Collected data
============================================================

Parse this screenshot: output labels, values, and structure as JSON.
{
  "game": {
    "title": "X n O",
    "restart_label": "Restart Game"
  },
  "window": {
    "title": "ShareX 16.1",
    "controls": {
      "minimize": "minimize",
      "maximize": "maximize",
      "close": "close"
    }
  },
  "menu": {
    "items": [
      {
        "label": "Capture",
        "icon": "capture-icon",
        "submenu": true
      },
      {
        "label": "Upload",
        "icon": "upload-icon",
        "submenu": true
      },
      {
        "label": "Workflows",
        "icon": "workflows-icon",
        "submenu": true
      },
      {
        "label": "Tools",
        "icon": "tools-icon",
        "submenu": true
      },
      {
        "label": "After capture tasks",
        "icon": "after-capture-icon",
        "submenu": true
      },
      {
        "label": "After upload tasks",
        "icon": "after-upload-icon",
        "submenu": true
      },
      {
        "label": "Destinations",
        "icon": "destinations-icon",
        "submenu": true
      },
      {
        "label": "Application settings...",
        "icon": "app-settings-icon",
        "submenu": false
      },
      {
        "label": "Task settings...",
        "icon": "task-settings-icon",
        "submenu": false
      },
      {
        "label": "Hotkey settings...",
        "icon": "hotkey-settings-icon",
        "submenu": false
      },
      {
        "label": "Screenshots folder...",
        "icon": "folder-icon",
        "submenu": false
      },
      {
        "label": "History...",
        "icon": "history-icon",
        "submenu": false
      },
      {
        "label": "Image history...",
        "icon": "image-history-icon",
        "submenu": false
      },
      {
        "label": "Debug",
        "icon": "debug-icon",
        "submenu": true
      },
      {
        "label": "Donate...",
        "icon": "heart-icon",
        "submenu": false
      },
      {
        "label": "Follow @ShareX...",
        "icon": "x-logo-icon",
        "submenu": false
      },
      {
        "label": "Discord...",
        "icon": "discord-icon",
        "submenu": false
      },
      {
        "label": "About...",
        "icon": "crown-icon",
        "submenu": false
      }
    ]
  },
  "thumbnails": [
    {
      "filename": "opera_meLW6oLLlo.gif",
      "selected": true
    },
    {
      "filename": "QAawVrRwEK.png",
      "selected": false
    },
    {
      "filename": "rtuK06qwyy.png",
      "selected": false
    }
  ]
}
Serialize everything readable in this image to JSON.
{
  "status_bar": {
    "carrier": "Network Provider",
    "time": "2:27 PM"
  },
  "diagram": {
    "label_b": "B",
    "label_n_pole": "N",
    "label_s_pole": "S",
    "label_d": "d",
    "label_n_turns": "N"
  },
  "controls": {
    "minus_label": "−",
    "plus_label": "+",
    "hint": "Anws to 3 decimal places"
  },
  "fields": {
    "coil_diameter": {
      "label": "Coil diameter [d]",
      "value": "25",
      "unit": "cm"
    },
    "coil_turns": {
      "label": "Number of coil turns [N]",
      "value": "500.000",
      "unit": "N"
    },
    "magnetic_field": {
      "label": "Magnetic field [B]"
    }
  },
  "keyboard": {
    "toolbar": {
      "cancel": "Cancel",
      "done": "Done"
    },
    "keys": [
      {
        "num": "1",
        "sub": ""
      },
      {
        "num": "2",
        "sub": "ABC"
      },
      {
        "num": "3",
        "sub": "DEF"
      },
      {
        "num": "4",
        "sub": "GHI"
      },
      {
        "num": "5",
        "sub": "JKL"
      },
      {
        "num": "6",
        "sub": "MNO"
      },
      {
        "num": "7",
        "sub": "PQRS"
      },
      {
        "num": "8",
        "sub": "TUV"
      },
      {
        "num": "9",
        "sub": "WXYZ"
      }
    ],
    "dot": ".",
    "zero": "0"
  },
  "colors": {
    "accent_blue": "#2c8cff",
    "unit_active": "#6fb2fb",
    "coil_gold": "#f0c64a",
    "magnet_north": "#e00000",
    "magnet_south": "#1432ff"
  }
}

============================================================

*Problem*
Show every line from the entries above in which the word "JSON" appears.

*Exercise answer*
Parse this screenshot: output labels, values, and structure as JSON.
Serialize everything readable in this image to JSON.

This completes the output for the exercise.